EXERCISE REQUIREMENTS >> Omit the pictures and output every entry below exactly as written.

AVAILABLE DATA >>
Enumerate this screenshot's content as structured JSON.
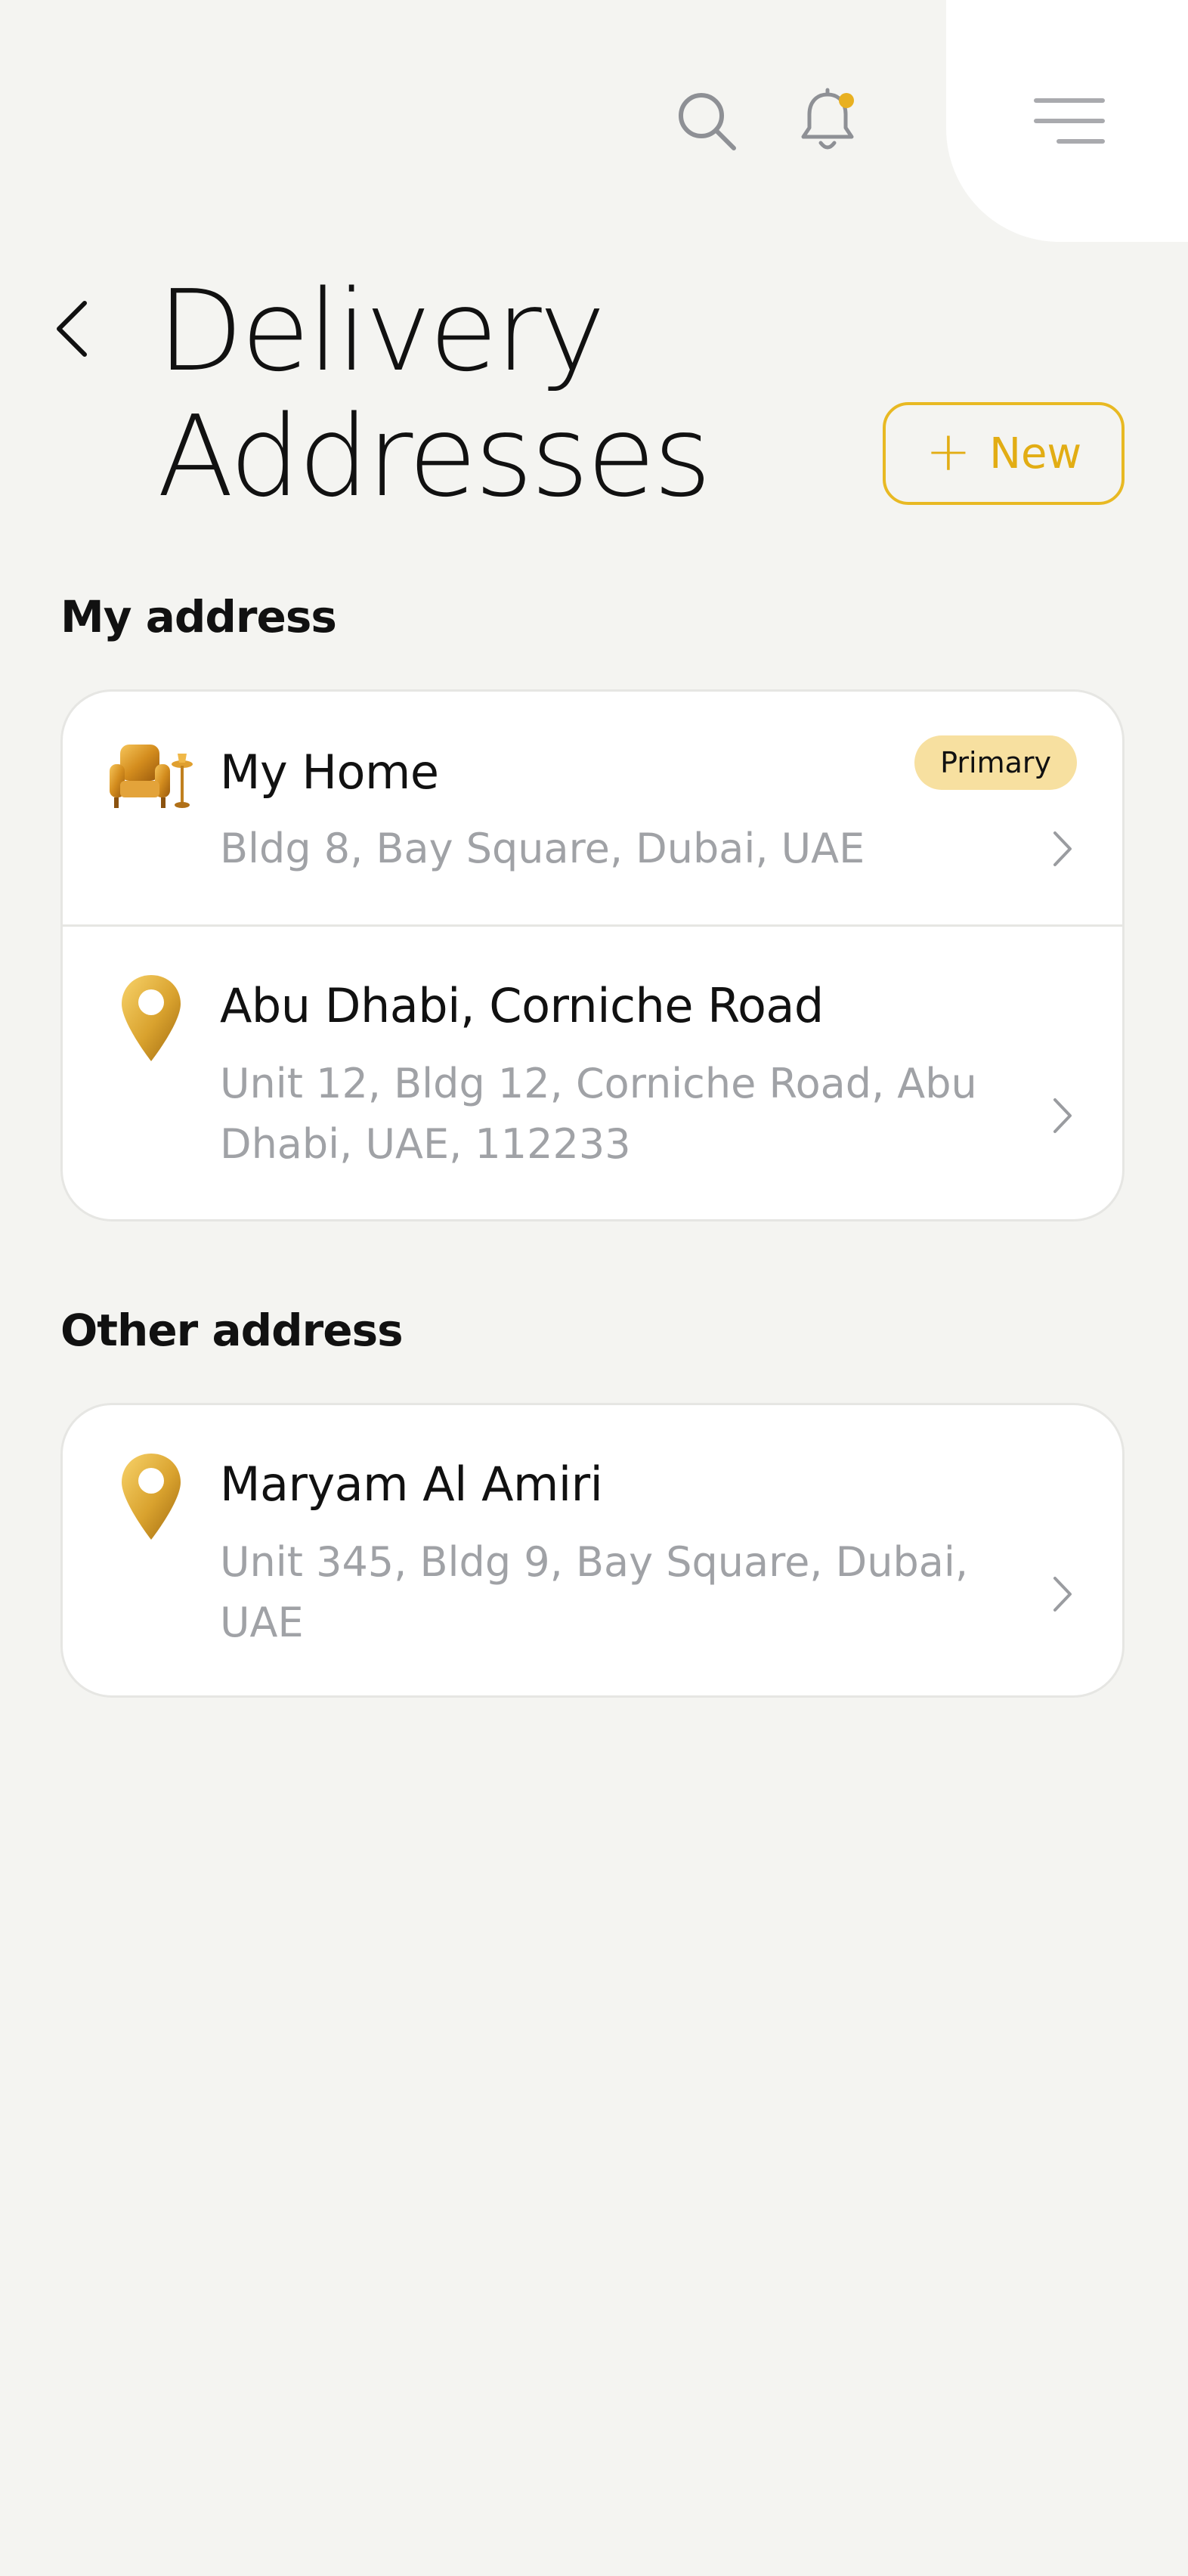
{
  "header": {
    "title_line1": "Delivery",
    "title_line2": "Addresses",
    "new_button_label": "New"
  },
  "colors": {
    "accent": "#e2ad14",
    "badge_bg": "#f7e0a0",
    "background": "#f4f4f1",
    "muted_text": "#a0a2a6"
  },
  "icons": {
    "search": "search-icon",
    "notifications": "bell-icon",
    "menu": "menu-icon",
    "back": "chevron-left-icon",
    "home": "armchair-icon",
    "location": "location-pin-icon",
    "row_arrow": "chevron-right-icon"
  },
  "sections": {
    "my_address": {
      "title": "My address",
      "items": [
        {
          "name": "My Home",
          "address": "Bldg 8, Bay Square, Dubai, UAE",
          "badge": "Primary"
        },
        {
          "name": "Abu Dhabi, Corniche Road",
          "address": "Unit 12, Bldg 12, Corniche Road, Abu Dhabi, UAE, 112233"
        }
      ]
    },
    "other_address": {
      "title": "Other address",
      "items": [
        {
          "name": "Maryam Al Amiri",
          "address": "Unit 345, Bldg 9, Bay Square, Dubai, UAE"
        }
      ]
    }
  }
}
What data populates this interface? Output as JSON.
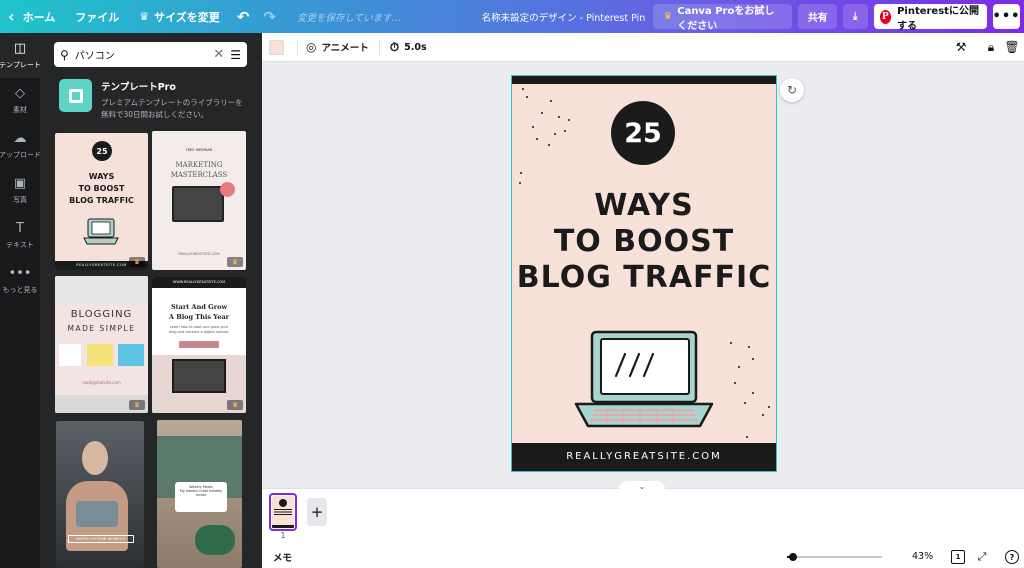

YOUR RESPONSE >>
Enumerate this screenshot's content as structured JSON.
{
  "header": {
    "title_line1": "Delivery",
    "title_line2": "Addresses",
    "new_button_label": "New"
  },
  "colors": {
    "accent": "#e2ad14",
    "badge_bg": "#f7e0a0",
    "background": "#f4f4f1",
    "muted_text": "#a0a2a6"
  },
  "icons": {
    "search": "search-icon",
    "notifications": "bell-icon",
    "menu": "menu-icon",
    "back": "chevron-left-icon",
    "home": "armchair-icon",
    "location": "location-pin-icon",
    "row_arrow": "chevron-right-icon"
  },
  "sections": {
    "my_address": {
      "title": "My address",
      "items": [
        {
          "name": "My Home",
          "address": "Bldg 8, Bay Square, Dubai, UAE",
          "badge": "Primary"
        },
        {
          "name": "Abu Dhabi, Corniche Road",
          "address": "Unit 12, Bldg 12, Corniche Road, Abu Dhabi, UAE, 112233"
        }
      ]
    },
    "other_address": {
      "title": "Other address",
      "items": [
        {
          "name": "Maryam Al Amiri",
          "address": "Unit 345, Bldg 9, Bay Square, Dubai, UAE"
        }
      ]
    }
  }
}
What data populates this interface? Output as JSON.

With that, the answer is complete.